(Items listed in a dataset)
----------
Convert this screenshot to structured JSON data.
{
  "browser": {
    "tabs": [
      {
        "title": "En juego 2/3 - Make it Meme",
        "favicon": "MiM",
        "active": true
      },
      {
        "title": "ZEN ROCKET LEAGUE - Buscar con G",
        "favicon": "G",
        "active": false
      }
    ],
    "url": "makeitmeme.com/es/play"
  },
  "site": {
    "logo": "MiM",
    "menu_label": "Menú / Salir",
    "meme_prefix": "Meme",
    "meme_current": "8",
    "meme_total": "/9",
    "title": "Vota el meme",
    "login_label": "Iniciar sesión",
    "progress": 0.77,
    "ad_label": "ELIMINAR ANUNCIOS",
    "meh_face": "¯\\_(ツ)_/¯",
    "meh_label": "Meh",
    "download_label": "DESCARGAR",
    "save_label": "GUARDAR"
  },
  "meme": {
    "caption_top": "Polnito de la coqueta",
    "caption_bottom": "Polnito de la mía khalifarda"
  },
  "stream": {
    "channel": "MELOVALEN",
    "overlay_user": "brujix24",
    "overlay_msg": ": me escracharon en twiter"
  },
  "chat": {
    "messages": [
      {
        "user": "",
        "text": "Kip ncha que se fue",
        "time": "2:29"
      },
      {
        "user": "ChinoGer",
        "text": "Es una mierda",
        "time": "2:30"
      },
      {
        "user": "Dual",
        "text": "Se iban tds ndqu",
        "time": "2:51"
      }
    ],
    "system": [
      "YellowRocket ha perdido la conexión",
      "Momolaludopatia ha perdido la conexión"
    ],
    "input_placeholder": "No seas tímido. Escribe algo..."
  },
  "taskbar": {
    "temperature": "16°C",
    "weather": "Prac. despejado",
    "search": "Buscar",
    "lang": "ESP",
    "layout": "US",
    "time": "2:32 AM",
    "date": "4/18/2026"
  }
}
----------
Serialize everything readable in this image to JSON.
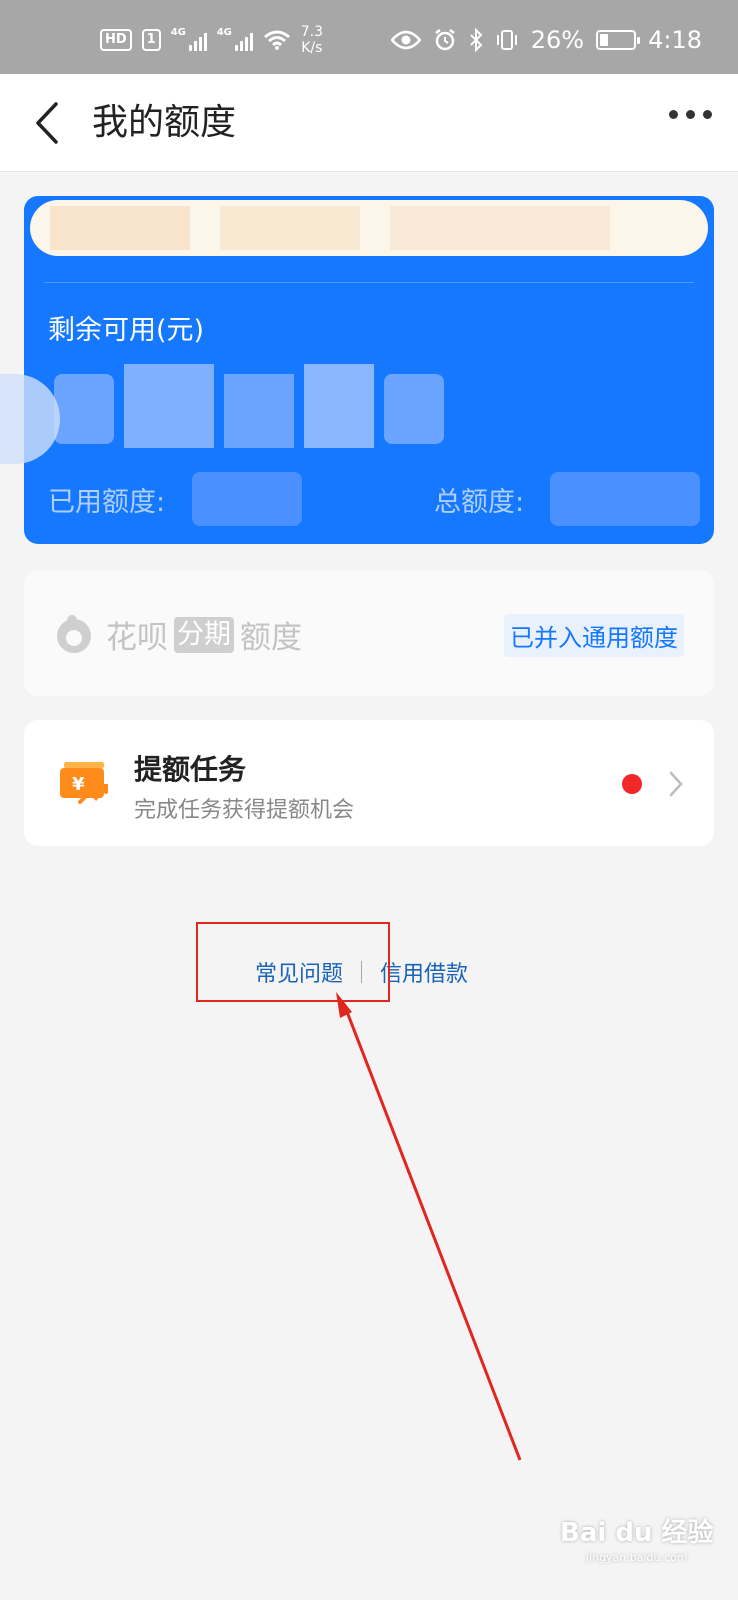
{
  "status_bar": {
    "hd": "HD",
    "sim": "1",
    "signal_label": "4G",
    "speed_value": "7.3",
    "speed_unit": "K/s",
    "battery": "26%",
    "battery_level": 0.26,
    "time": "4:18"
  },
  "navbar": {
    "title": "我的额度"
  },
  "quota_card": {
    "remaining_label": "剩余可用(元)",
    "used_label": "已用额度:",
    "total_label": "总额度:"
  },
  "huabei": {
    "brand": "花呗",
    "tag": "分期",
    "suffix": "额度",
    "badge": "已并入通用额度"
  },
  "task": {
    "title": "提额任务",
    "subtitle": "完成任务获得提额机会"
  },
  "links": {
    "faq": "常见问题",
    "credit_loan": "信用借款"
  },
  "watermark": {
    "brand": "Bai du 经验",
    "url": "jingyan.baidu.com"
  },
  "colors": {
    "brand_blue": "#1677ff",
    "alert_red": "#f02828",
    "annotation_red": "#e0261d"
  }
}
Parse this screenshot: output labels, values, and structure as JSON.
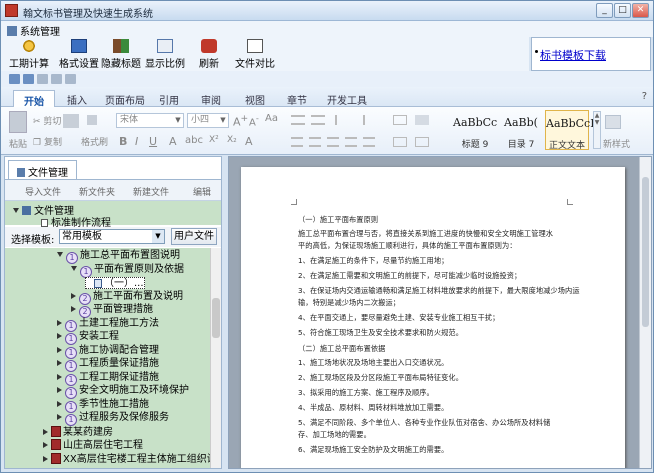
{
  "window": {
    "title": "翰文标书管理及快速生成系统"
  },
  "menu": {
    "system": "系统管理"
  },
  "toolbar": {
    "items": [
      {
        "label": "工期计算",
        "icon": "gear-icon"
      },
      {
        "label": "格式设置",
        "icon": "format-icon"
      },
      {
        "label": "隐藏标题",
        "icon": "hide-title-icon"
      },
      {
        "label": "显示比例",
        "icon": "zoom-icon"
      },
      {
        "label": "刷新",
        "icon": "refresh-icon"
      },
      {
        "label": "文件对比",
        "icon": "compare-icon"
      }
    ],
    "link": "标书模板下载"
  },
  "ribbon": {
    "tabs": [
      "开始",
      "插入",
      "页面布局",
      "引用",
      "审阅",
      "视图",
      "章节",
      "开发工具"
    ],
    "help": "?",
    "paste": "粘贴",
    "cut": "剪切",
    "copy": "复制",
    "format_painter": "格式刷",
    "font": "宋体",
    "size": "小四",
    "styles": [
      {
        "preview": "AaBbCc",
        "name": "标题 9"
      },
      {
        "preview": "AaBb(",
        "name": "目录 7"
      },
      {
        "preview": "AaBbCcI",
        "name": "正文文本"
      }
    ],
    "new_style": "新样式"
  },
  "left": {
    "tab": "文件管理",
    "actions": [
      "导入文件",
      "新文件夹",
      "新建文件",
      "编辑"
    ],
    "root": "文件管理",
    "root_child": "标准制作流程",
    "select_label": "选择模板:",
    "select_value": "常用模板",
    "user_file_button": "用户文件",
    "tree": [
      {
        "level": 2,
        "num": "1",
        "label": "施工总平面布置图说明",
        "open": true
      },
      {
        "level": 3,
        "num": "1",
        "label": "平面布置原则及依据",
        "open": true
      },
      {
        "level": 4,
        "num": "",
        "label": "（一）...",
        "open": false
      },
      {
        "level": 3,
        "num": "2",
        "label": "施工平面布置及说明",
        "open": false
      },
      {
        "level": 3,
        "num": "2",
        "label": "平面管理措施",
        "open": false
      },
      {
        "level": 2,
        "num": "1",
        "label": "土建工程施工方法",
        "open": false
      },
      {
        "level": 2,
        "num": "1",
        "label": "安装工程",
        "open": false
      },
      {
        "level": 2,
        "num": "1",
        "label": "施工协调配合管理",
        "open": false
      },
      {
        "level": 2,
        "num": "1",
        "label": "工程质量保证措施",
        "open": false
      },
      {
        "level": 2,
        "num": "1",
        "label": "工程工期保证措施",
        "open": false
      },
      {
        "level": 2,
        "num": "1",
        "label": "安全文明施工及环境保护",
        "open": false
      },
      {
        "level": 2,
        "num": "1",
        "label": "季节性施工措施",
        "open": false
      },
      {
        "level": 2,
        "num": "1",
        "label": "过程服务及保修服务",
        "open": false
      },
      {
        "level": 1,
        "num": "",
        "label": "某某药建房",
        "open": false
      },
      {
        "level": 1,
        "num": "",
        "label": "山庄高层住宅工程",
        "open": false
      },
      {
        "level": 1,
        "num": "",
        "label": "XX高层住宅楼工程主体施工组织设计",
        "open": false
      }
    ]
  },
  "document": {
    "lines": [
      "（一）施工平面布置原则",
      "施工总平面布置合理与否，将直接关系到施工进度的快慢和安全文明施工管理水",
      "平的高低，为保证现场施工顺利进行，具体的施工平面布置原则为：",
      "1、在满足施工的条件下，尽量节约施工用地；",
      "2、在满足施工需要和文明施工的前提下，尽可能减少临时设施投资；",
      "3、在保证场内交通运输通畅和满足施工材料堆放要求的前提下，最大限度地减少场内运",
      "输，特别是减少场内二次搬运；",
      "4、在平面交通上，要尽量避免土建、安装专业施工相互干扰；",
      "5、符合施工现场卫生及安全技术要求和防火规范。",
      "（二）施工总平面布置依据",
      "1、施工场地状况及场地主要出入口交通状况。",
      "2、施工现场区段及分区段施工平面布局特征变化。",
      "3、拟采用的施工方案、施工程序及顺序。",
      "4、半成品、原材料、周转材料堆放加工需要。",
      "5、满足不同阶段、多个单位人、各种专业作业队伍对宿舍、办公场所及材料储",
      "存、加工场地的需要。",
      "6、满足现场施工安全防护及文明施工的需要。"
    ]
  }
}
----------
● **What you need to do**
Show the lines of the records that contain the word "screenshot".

● **Task answer**
Convert this screenshot to structured JSON data.
Parse this screenshot: output labels, values, and structure as JSON.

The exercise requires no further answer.